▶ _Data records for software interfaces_
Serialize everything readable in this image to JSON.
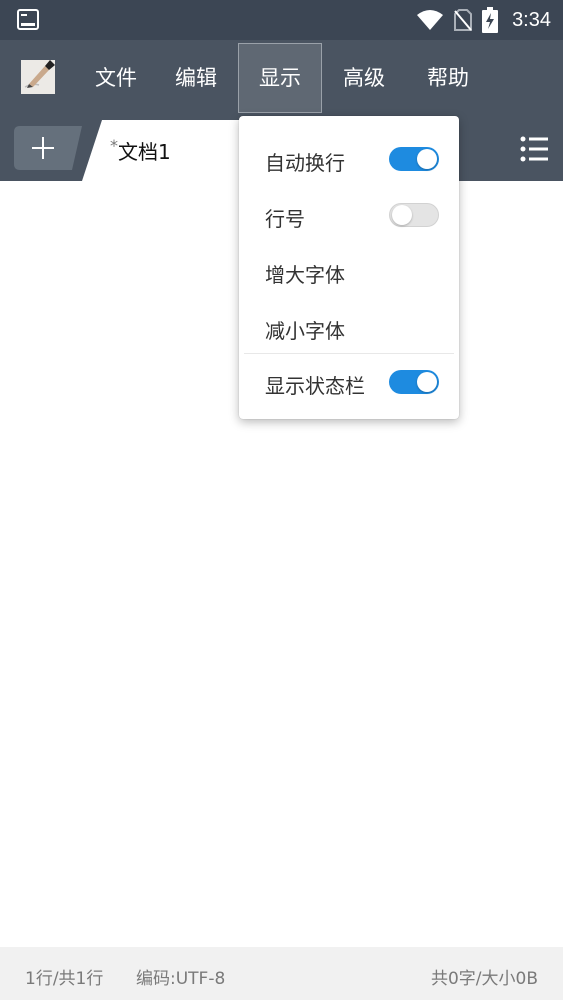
{
  "status_bar": {
    "time": "3:34",
    "icons": [
      "terminal-icon",
      "wifi-icon",
      "no-sim-icon",
      "battery-charging-icon"
    ]
  },
  "menu_bar": {
    "items": [
      {
        "label": "文件"
      },
      {
        "label": "编辑"
      },
      {
        "label": "显示"
      },
      {
        "label": "高级"
      },
      {
        "label": "帮助"
      }
    ],
    "active": "显示"
  },
  "tab_bar": {
    "add_icon": "plus-icon",
    "tab": {
      "modified_marker": "*",
      "title": "文档1"
    },
    "list_icon": "list-icon"
  },
  "display_menu": {
    "items": [
      {
        "label": "自动换行",
        "toggle": true
      },
      {
        "label": "行号",
        "toggle": false
      },
      {
        "label": "增大字体"
      },
      {
        "label": "减小字体"
      },
      {
        "label": "显示状态栏",
        "toggle": true
      }
    ]
  },
  "footer": {
    "lines": "1行/共1行",
    "encoding": "编码:UTF-8",
    "stats": "共0字/大小0B"
  },
  "colors": {
    "status_bar": "#3c4654",
    "toolbar": "#4a5461",
    "toggle_on": "#1e8be0",
    "footer_bg": "#f1f1f1"
  }
}
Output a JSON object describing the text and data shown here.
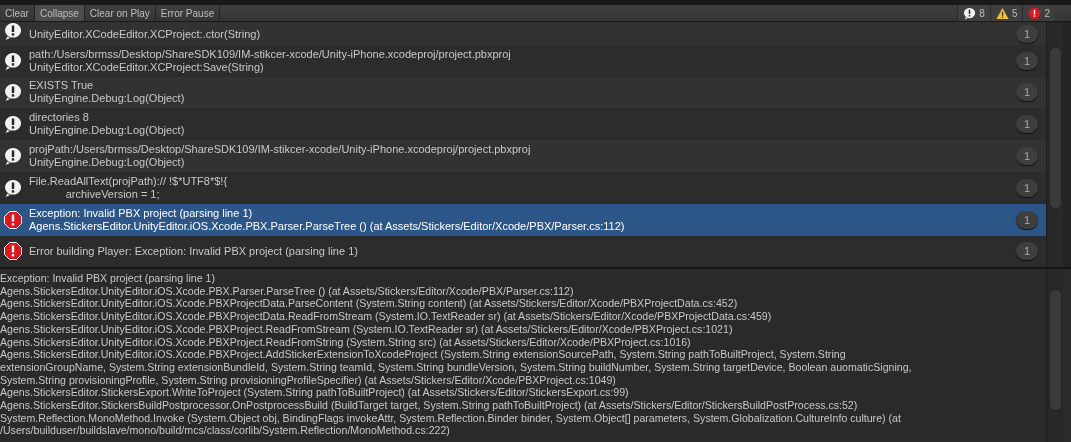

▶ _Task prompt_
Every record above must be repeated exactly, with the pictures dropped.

▶ _Response to this task_
Serialize everything readable in this image to JSON.
{
  "status_bar": {
    "time": "3:34",
    "icons": [
      "terminal-icon",
      "wifi-icon",
      "no-sim-icon",
      "battery-charging-icon"
    ]
  },
  "menu_bar": {
    "items": [
      {
        "label": "文件"
      },
      {
        "label": "编辑"
      },
      {
        "label": "显示"
      },
      {
        "label": "高级"
      },
      {
        "label": "帮助"
      }
    ],
    "active": "显示"
  },
  "tab_bar": {
    "add_icon": "plus-icon",
    "tab": {
      "modified_marker": "*",
      "title": "文档1"
    },
    "list_icon": "list-icon"
  },
  "display_menu": {
    "items": [
      {
        "label": "自动换行",
        "toggle": true
      },
      {
        "label": "行号",
        "toggle": false
      },
      {
        "label": "增大字体"
      },
      {
        "label": "减小字体"
      },
      {
        "label": "显示状态栏",
        "toggle": true
      }
    ]
  },
  "footer": {
    "lines": "1行/共1行",
    "encoding": "编码:UTF-8",
    "stats": "共0字/大小0B"
  },
  "colors": {
    "status_bar": "#3c4654",
    "toolbar": "#4a5461",
    "toggle_on": "#1e8be0",
    "footer_bg": "#f1f1f1"
  }
}
Output a JSON object describing the text and data shown here.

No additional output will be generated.